News Video | Policy | GPs | Hospitals | Medical | Mental Health | Welfare | Search

 


'International Day of People with Disability' Celebration

For Immediate Release:

'International Day of People with Disability' Celebration with the Cube Collaboration

A joint venture between nine disability service providers is using the International Day of People with Disability celebrate their close collaboration. The Cube seeks to streamline the experience of young people with disabilities looking for opportunities in Auckland. The group is hopeful that the aggregated model might be replicable across the country.

To celebrate the day and the collaboration, the Cube’s organising an ‘epic’ day of experiences across the city, from a climbing wall on the Waterfront to a ‘dance off’ and even a flashmob run around Britomart.

27 year old Jade Farrar works with the Youth Engagement Group at the heart of the new initiative.

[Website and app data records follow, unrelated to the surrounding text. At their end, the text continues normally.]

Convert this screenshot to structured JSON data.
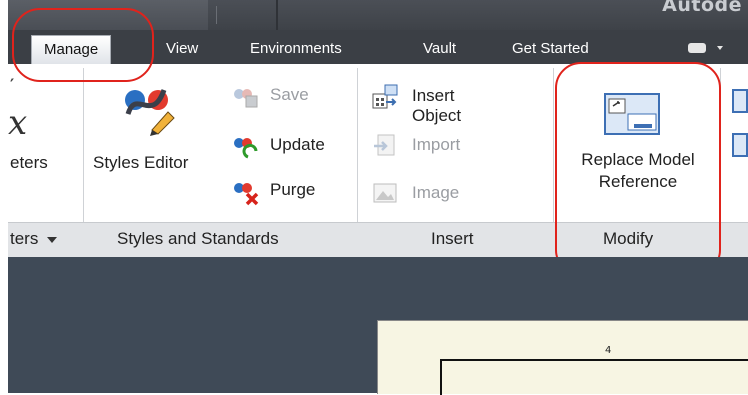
{
  "title_bar": {
    "app_title": "Autode"
  },
  "tabs": [
    {
      "label": "Manage",
      "active": true
    },
    {
      "label": "View"
    },
    {
      "label": "Environments"
    },
    {
      "label": "Vault"
    },
    {
      "label": "Get Started"
    }
  ],
  "ribbon": {
    "parameters": {
      "large_label": "eters",
      "icon_text": "x",
      "panel_label": "ters"
    },
    "styles": {
      "large_label": "Styles Editor",
      "small_buttons": [
        {
          "label": "Save",
          "enabled": false
        },
        {
          "label": "Update",
          "enabled": true
        },
        {
          "label": "Purge",
          "enabled": true
        }
      ],
      "panel_label": "Styles and Standards"
    },
    "insert": {
      "small_buttons": [
        {
          "label": "Insert Object",
          "enabled": true
        },
        {
          "label": "Import",
          "enabled": false
        },
        {
          "label": "Image",
          "enabled": false
        }
      ],
      "panel_label": "Insert"
    },
    "modify": {
      "large_label_line1": "Replace Model",
      "large_label_line2": "Reference",
      "panel_label": "Modify"
    }
  },
  "drawing": {
    "sheet_number": "4"
  },
  "colors": {
    "highlight": "#e0231c",
    "tab_bar": "#3b3f45",
    "canvas": "#3f4a57",
    "sheet": "#f7f5e3"
  }
}
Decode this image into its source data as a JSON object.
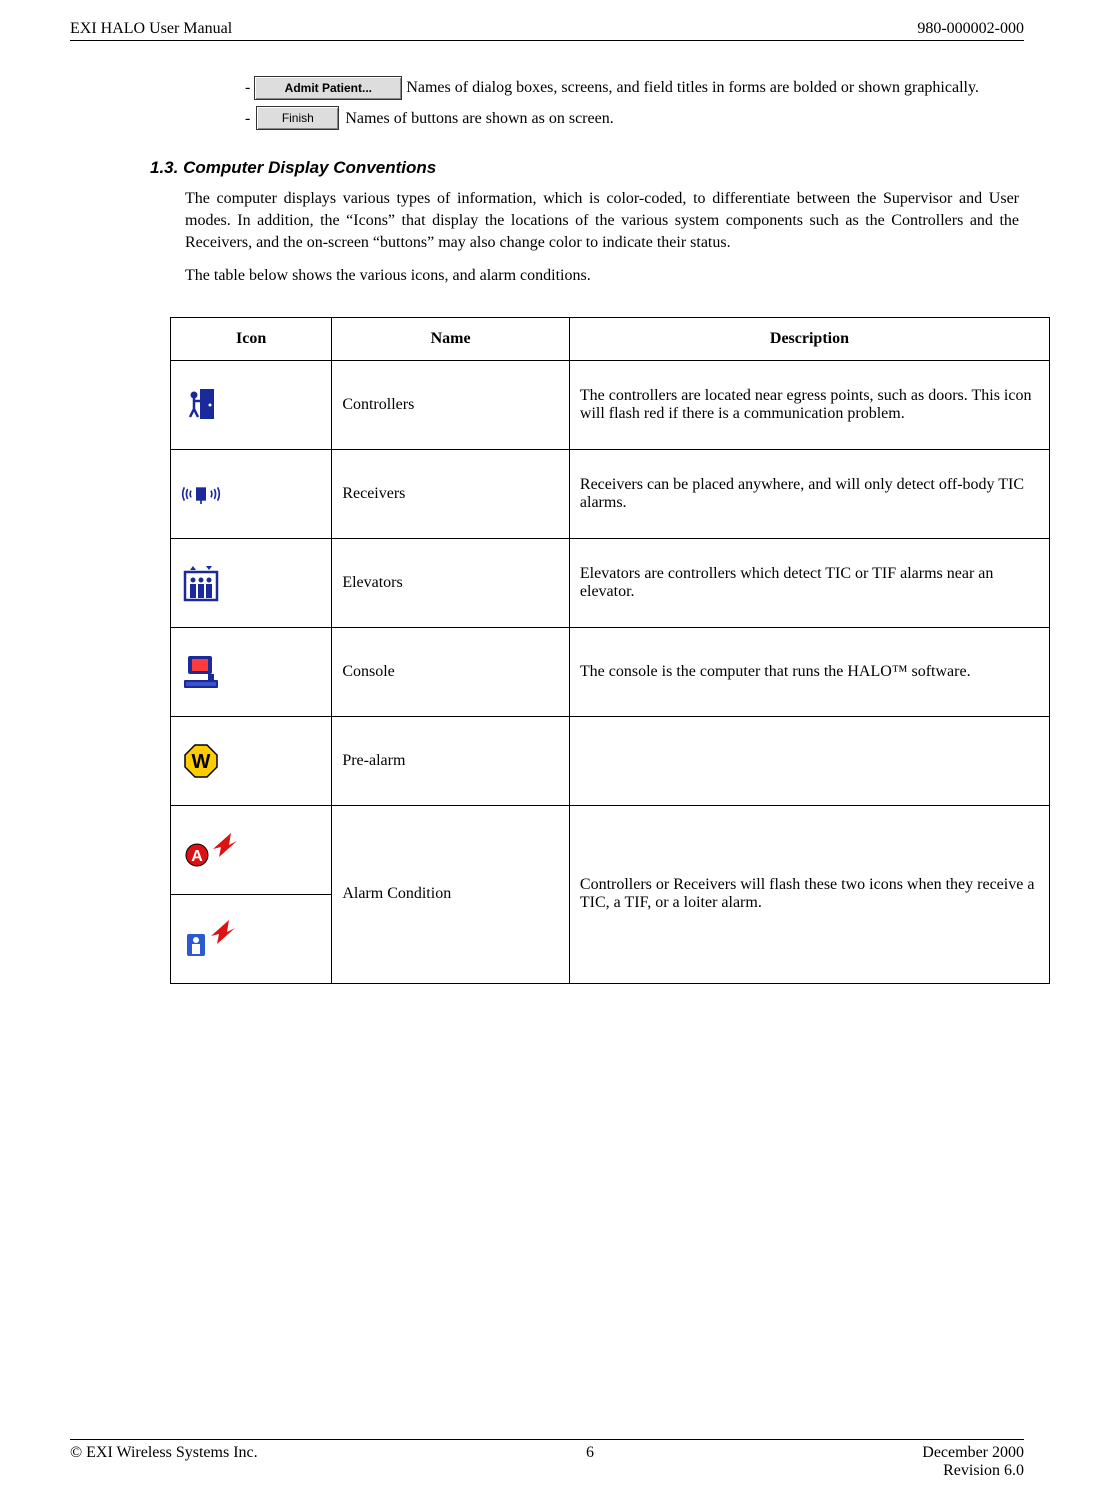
{
  "header": {
    "left": "EXI HALO User Manual",
    "right": "980-000002-000"
  },
  "conventions": {
    "admit_label": "Admit Patient...",
    "line1_tail": "  Names of dialog boxes, screens, and field titles in forms are bolded or shown graphically.",
    "dash": "-",
    "finish_label": "Finish",
    "line2_tail": "Names of buttons are shown as on screen."
  },
  "section": {
    "heading": "1.3.  Computer Display Conventions",
    "para1": "The computer displays various types of information, which is color-coded, to differentiate between the Supervisor and User modes.  In addition, the “Icons” that display the locations of the various system components such as the Controllers and the Receivers, and the on-screen “buttons” may also change color to indicate their status.",
    "para2": "The table below shows the various icons, and alarm conditions."
  },
  "table": {
    "headers": {
      "icon": "Icon",
      "name": "Name",
      "desc": "Description"
    },
    "rows": [
      {
        "name": "Controllers",
        "desc": "The controllers are located near egress points, such as doors.  This icon will flash red if there is a communication problem."
      },
      {
        "name": "Receivers",
        "desc": "Receivers can be placed anywhere, and will only detect off-body TIC alarms."
      },
      {
        "name": "Elevators",
        "desc": "Elevators are controllers which detect TIC or TIF alarms near an elevator."
      },
      {
        "name": "Console",
        "desc": "The console is the computer that runs the HALO™ software."
      },
      {
        "name": "Pre-alarm",
        "desc": ""
      },
      {
        "name": "Alarm Condition",
        "desc": "Controllers or Receivers will flash these two icons when they receive a TIC, a TIF, or a loiter alarm."
      }
    ]
  },
  "footer": {
    "left": "© EXI Wireless Systems Inc.",
    "center": "6",
    "right1": "December 2000",
    "right2": "Revision 6.0"
  }
}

“I believe in the abilities of young disabled people,” said Farrar. “It’s time for change and it’s time for things to be done a little differently.”

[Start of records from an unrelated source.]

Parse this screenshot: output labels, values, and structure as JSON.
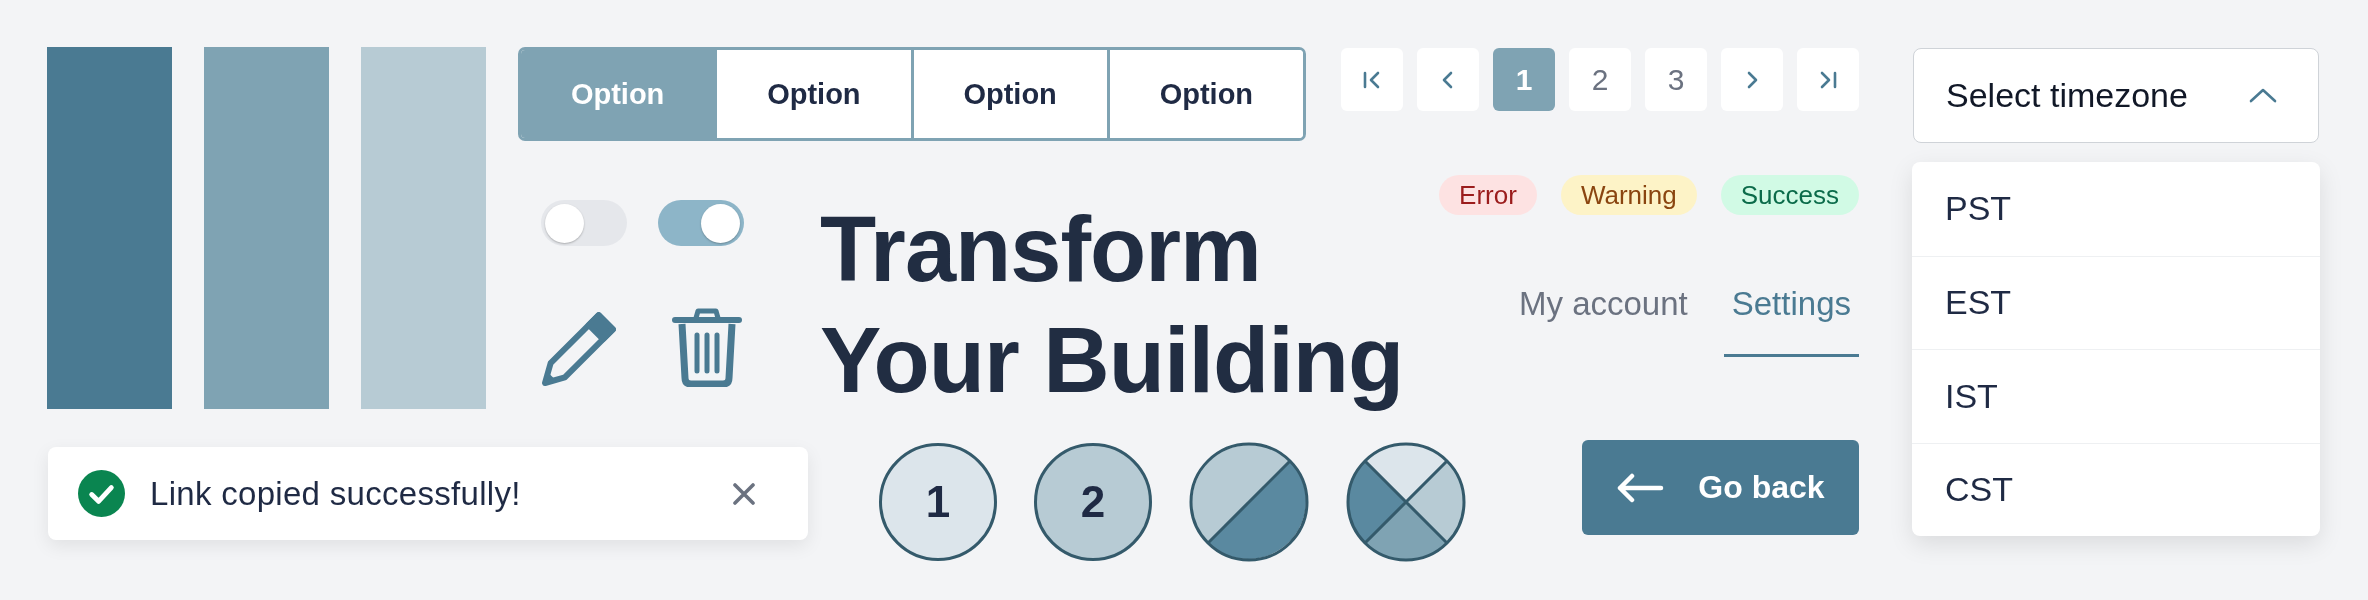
{
  "swatches": [
    {
      "color": "#4a7a92"
    },
    {
      "color": "#7fa3b3"
    },
    {
      "color": "#b7cbd4"
    }
  ],
  "segmented": [
    {
      "label": "Option",
      "selected": true
    },
    {
      "label": "Option",
      "selected": false
    },
    {
      "label": "Option",
      "selected": false
    },
    {
      "label": "Option",
      "selected": false
    }
  ],
  "toggles": [
    {
      "on": false
    },
    {
      "on": true
    }
  ],
  "title": "Transform Your Building",
  "pagination": {
    "pages": [
      {
        "label": "1",
        "selected": true
      },
      {
        "label": "2",
        "selected": false
      },
      {
        "label": "3",
        "selected": false
      }
    ]
  },
  "badges": [
    {
      "kind": "error",
      "label": "Error"
    },
    {
      "kind": "warning",
      "label": "Warning"
    },
    {
      "kind": "success",
      "label": "Success"
    }
  ],
  "nav_tabs": [
    {
      "label": "My account",
      "selected": false
    },
    {
      "label": "Settings",
      "selected": true
    }
  ],
  "timezone_select": {
    "placeholder": "Select timezone",
    "expanded": true,
    "options": [
      {
        "label": "PST",
        "selected": false
      },
      {
        "label": "EST",
        "selected": false
      },
      {
        "label": "IST",
        "selected": false
      },
      {
        "label": "CST",
        "selected": false
      }
    ]
  },
  "toast": {
    "message": "Link copied successfully!"
  },
  "steps": [
    {
      "kind": "number",
      "label": "1",
      "color": "#dce5eb"
    },
    {
      "kind": "number",
      "label": "2",
      "color": "#b7cbd4"
    },
    {
      "kind": "halves"
    },
    {
      "kind": "quarters"
    }
  ],
  "back_button": {
    "label": "Go back"
  }
}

Under the existing model, numerous activities and opportunities for disabled youths operate independently without coordination or synchronized planning. The founders of the Cube say they would like to bring all the activities under one umbrella to make it easier for people.

“The vision for The Cube for me would be that a kid can just go to The Cube and it would be 100 times easier than how I had to find out about everything,” said 19 year old Josh Fuimaono.

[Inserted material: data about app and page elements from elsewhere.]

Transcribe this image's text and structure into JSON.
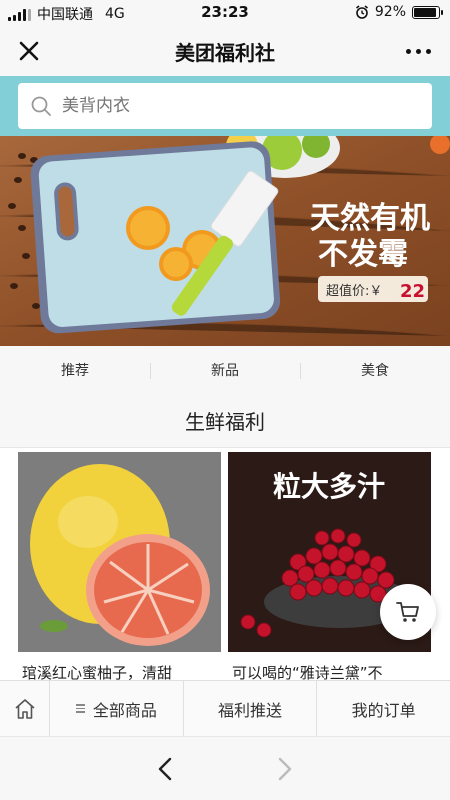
{
  "status_bar": {
    "carrier": "中国联通",
    "network": "4G",
    "time": "23:23",
    "battery": "92%",
    "battery_level": 0.92
  },
  "nav": {
    "title": "美团福利社",
    "close_icon": "close-icon",
    "more_icon": "more-icon"
  },
  "search": {
    "placeholder": "美背内衣"
  },
  "banner": {
    "headline_1": "天然有机",
    "headline_2": "不发霉",
    "price_label": "超值价:￥",
    "price": "22"
  },
  "tabs": [
    {
      "label": "推荐"
    },
    {
      "label": "新品"
    },
    {
      "label": "美食"
    }
  ],
  "section": {
    "title": "生鲜福利"
  },
  "products": [
    {
      "name": "琯溪红心蜜柚子，清甜"
    },
    {
      "name": "可以喝的“雅诗兰黛”不",
      "overlay_text": "粒大多汁"
    }
  ],
  "bottom_nav": {
    "home_icon": "home-icon",
    "all_products": "全部商品",
    "welfare_push": "福利推送",
    "my_orders": "我的订单"
  },
  "browser": {
    "back_icon": "back-icon",
    "forward_icon": "forward-icon"
  },
  "colors": {
    "search_bg": "#83cfd8",
    "banner_wood": "#9b5a32",
    "board": "#bfdde6",
    "knife_handle": "#b5d93a"
  }
}
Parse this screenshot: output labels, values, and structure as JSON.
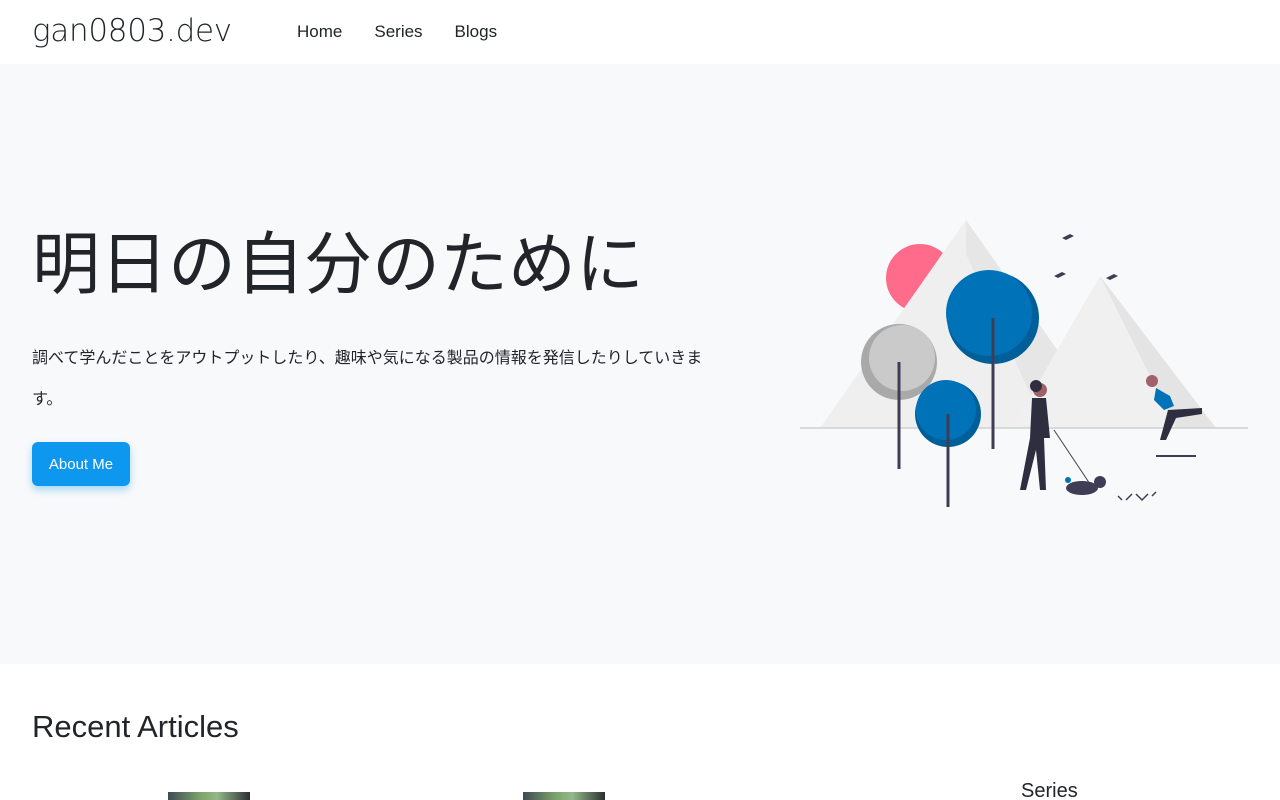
{
  "navbar": {
    "brand": "gan0803.dev",
    "links": [
      {
        "label": "Home"
      },
      {
        "label": "Series"
      },
      {
        "label": "Blogs"
      }
    ]
  },
  "hero": {
    "title": "明日の自分のために",
    "text": "調べて学んだことをアウトプットしたり、趣味や気になる製品の情報を発信したりしていきます。",
    "button_label": "About Me",
    "illustration": "outdoor-walk-illustration"
  },
  "recent": {
    "title": "Recent Articles",
    "thumbnails": [
      "article-thumbnail",
      "article-thumbnail"
    ]
  },
  "sidebar": {
    "series_label": "Series"
  },
  "colors": {
    "accent": "#0d97ee",
    "hero_bg": "#f8f9fa",
    "tree_blue": "#0072b8",
    "sun_pink": "#ff6b8b"
  }
}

The Cube brings together the networks and efforts of Voyager, Achilles, Unique Families, ACE, Touch Compass, Carabiner, Star Jam, PHAB and Sensational Siblings. The founders of the project hope that the fusion will make it easier for fundraising and media exposure.

Cam Calkoen from YES Disability says it’s all about increasing the efficiency of the smaller organisations.

“We are all charitable organisations,” says Calkoen. “We don’t have massive budgets for exposure, yet if we work together, surely we can start pooling resources, which, for one, will lead to increased databases.”

Jamie Masters is the Youth Engagement Group Coordinator that has been driving the formation of the ‘disability super-group’. She says the Cube expands the reach of these initiatives and allows for the disabled youth voice to be heard.

“I’m really passionate about working with youth,” said Masters. “I’m so passionate for them to have a voice and for them to have full participation and actually get where they want to be.”

Despite the opportunity to recognize people with disabilities, 24 year old Morgaina Matthias from Henderson says the label can be limiting.

“There are no disabilities; there are all abilities,” said Matthais. “People can do anything they put their minds to.”

The Cube will synchronize all nine groups with combined marketing, organised events and fundraising efforts.

According to the Disabled Persons Assembly, one in five New Zealanders lives with a disability. Calkoen says numbers like that make this a mainstream issue that affects everyone.

ends


SHORT FILM ABOUT THE CUBE


© Scoop Media

 
 
 
 
 
Culture Headlines | Health Headlines | Education Headlines

 

NZ On Air TV Funding: More Comedy Comes Out Of The Shadows

Paranormal Event Response Unit is a series conceived by Jemaine Clement and Taika Waititi as a TV spin-off from their highly acclaimed feature film What We Do In The Shadows. More>>

ALSO:

Mars News: Winners Announced For The 2016 Apra Silver Scroll Awards

Wellington singer-songwriter and internationally acclaimed musician Thomas Oliver has won the 2016 APRA Silver Scroll Award with his captivating love song ‘If I Move To Mars’. More>>

ALSO:

Scoop Review Of Books: Salt River Songs by Sam Hunt

Colin Hogg, a longtime comrade of Sam, writes in his Introduction that, ‘There is a lot of death in this collection of new poems by my friend Sam Hunt. It’s easier to count the poems here that don’t deal with the great destroyer than it is to point to the ones that do.’ More>>

Electronica: Restoring The World’s First Recorded Computer Music

University of Canterbury Distinguished Professor Jack Copeland and UC alumni and composer Jason Long have restored the earliest known recording of computer-generated music, created more than 65 years ago using programming techniques devised by Alan Turing. More>>

ALSO:

Scoop Review Of Books: Almost Getting Away With Murder

The Black Widow by Lee-Anne Cartier: Lee-Anne Cartier is the sister of the Christchurch man found to have been murdered by his wife, Helen Milner, after an initial assumption by police that his death, in 2009, was suicide. More>>

Howard Davis: Triple Echo - The Malevich/Reinhardt/Hotere Nexus

Howard Davis: The current juxtaposition of works by Ralph Hotere and Ad Reinhardt at Te Papa perfectly exemplifies Jean Michel Massing's preoccupation with the transmigration of imagery in a remarkable triple echo effect... More>>

Get More From Scoop

 
 

LATEST HEADLINES

 
 
 
 
Health
Search Scoop  
 
 
Powered by Vodafone
NZ independent news